To be clear, I’m not talking about the privilege that comes with being born conventionally beautiful, in part because I’m not particularly qualified to do so (I’m perfectly fine-looking, but wrestling with the burdens of exquisite beauty is a challenge I’ve been spared), and in part because the beauty myth has done a terrific job of ensuring that conventionally beautiful and conventionally homely women alike fall prey to its trappings. I’m talking about the kind of privilege that we opt into because it greases the wheels a little bit, and the kind of signals we send when we play the game of conventional beauty. For when we don a feminized version of ourselves by swiping on face paint, we are playing into ideas of what femininity—and, by extension, womanhood—should be about, as much as we may resist many of those ideas internally. I may think I’m putting on lipstick because I like the thought of it serving as a sort of real-time punctuation to whatever I might be saying—but to anyone watching, I’m wearing lipstick because that’s what ladies do. (Plus, as a recent study indicates, the reasons we wear makeup are more in line with relief from self-dissatisfaction than any actual utilitarian benefit it gives us.)

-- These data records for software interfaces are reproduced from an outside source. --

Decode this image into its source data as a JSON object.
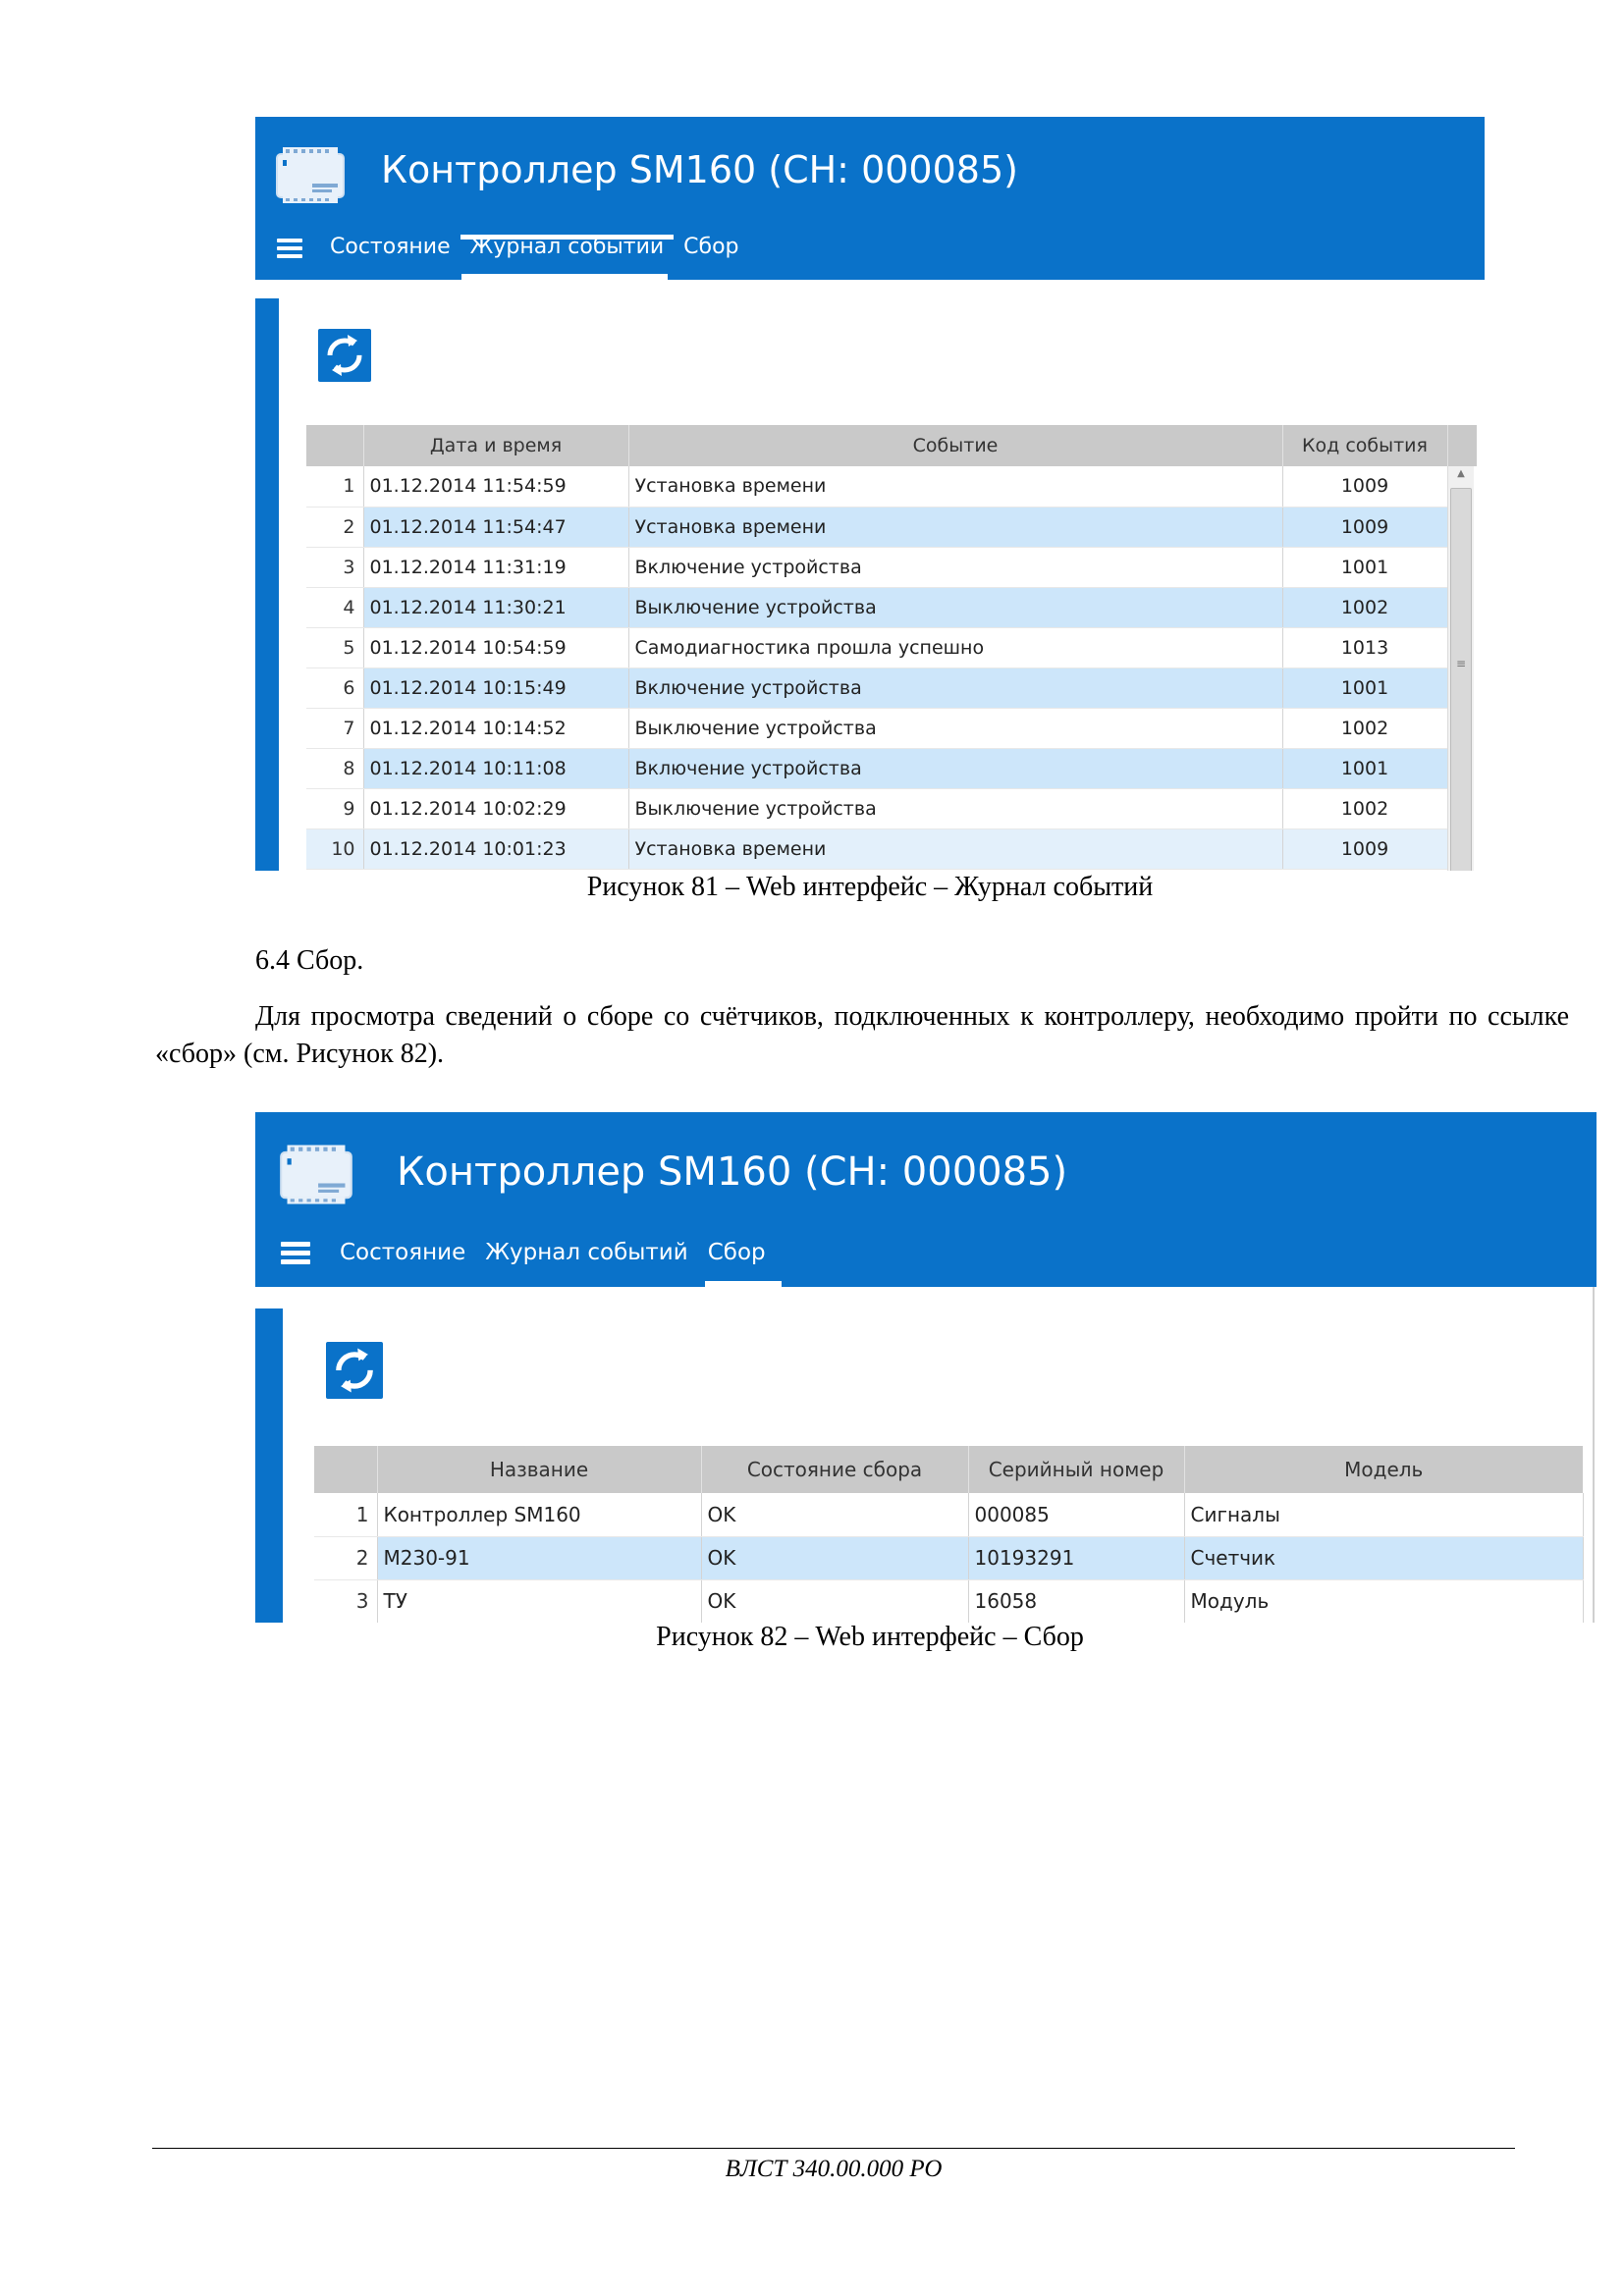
{
  "figure81": {
    "app_title": "Контроллер SM160 (СН: 000085)",
    "nav": [
      "Состояние",
      "Журнал событий",
      "Сбор"
    ],
    "active_tab": 1,
    "columns": [
      "Дата и время",
      "Событие",
      "Код события"
    ],
    "rows": [
      {
        "n": "1",
        "dt": "01.12.2014 11:54:59",
        "event": "Установка времени",
        "code": "1009"
      },
      {
        "n": "2",
        "dt": "01.12.2014 11:54:47",
        "event": "Установка времени",
        "code": "1009"
      },
      {
        "n": "3",
        "dt": "01.12.2014 11:31:19",
        "event": "Включение устройства",
        "code": "1001"
      },
      {
        "n": "4",
        "dt": "01.12.2014 11:30:21",
        "event": "Выключение устройства",
        "code": "1002"
      },
      {
        "n": "5",
        "dt": "01.12.2014 10:54:59",
        "event": "Самодиагностика прошла успешно",
        "code": "1013"
      },
      {
        "n": "6",
        "dt": "01.12.2014 10:15:49",
        "event": "Включение устройства",
        "code": "1001"
      },
      {
        "n": "7",
        "dt": "01.12.2014 10:14:52",
        "event": "Выключение устройства",
        "code": "1002"
      },
      {
        "n": "8",
        "dt": "01.12.2014 10:11:08",
        "event": "Включение устройства",
        "code": "1001"
      },
      {
        "n": "9",
        "dt": "01.12.2014 10:02:29",
        "event": "Выключение устройства",
        "code": "1002"
      },
      {
        "n": "10",
        "dt": "01.12.2014 10:01:23",
        "event": "Установка времени",
        "code": "1009"
      }
    ],
    "caption": "Рисунок 81 – Web интерфейс – Журнал событий"
  },
  "section_heading": "6.4 Сбор.",
  "paragraph": "Для просмотра сведений о сборе со счётчиков, подключенных к контроллеру, необходимо пройти по ссылке «сбор» (см. Рисунок 82).",
  "figure82": {
    "app_title": "Контроллер SM160 (СН: 000085)",
    "nav": [
      "Состояние",
      "Журнал событий",
      "Сбор"
    ],
    "active_tab": 2,
    "columns": [
      "Название",
      "Состояние сбора",
      "Серийный номер",
      "Модель"
    ],
    "rows": [
      {
        "n": "1",
        "name": "Контроллер SM160",
        "state": "OK",
        "serial": "000085",
        "model": "Сигналы"
      },
      {
        "n": "2",
        "name": "M230-91",
        "state": "OK",
        "serial": "10193291",
        "model": "Счетчик"
      },
      {
        "n": "3",
        "name": "ТУ",
        "state": "OK",
        "serial": "16058",
        "model": "Модуль"
      }
    ],
    "caption": "Рисунок 82 – Web интерфейс – Сбор"
  },
  "footer": "ВЛСТ 340.00.000 РО",
  "colors": {
    "brand_blue": "#0a72c9",
    "row_alt": "#cde6fa",
    "header_gray": "#c9c9c9"
  },
  "icons": [
    "controller-device-icon",
    "hamburger-menu-icon",
    "refresh-icon"
  ]
}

Add to this the way the beauty industry has capitalized upon the idea of makeup as being “our bodies, our choice”—see also L’Oreal’s “Because I’m worth it” tagline and MAC’s Wonder Woman collection—and it’s clear that even if in some magic fairyland we’re aware of why we make the choices we make, those choices are easily exploitable and not entirely separate from upholding the beauty standard as-is.

So here it is, my miniature thesis on women, cosmetics, and cultivated femininity, in terms as definitive as I can comfortably state:

I do not think using makeup means you are a pawn of the patriarchy. I do not believe that using makeup means you are a bad feminist, or that you can judge a feminist by her level of active complicity to or disregard of conventional beauty standards. I do not think that feminists must have an armor about them that allows them to either disregard the immense societal pressure to look pretty, or to somehow magically be able to determine why we’re wearing makeup—that, say, we use it because it’s our choice, but those poor other nonfeminist women are just bullied into it by the patriarchy. I do not think shaming women for whatever beauty work they do is going to help any of us; I don’t think internalizing guilt is helpful either. And in general, I do not think feminist dogma helps most feminists, and probably prevents more people from joining the club.

But neither do I believe that neglecting to seriously, critically examine our engagement with the beauty privilege certain acts give us is the mark of a responsible feminist. If you’re a 21st-century feminist in western society, your beauty labor means something.
We can’t blithely claim that cosmetics use is merely our choice, or that if it makes us feel good then it’s just fine. Feeling good in general is one of the aims of feminism, sure, but getting there through questionable means without, well, asking questions—and aggrandizing our own beauty privilege without closely examining what that means for us and other women—falls short of feminist goals. If we’re going to inhabit the contradictory space of having our feminist critique of the beauty standard while engaging with and benefiting from that standard, we must scrutinize that space with an honest, level eye that gives us grace for our contradictions while not letting us lapse into convenient answers.

Rude Awakenings: Stories of Political Origins tonight at Housing Works

Feministe pal The Rude Pundit has a new book out, and we’re celebrating him/it with a reading at Housing Works in New York City tonight. I’ll be reading a story about promise rings and Christian Horse Camp — you don’t want to miss it. The details:

What: Rude Awakenings: Political Origin Stories at Housing Works, featuring Lee Pappa, Rachel Sklar, David Rees, Sady Doyle, Jeff Kreisler and Jill Filipovic with a night of political origin stories.
When: Tuesday, May 31 · 7:00pm – 10:00pm
Where: Housing Works Bookstore Cafe, 126 Crosby Street, New York, NY 10012

Hope to see some of you there!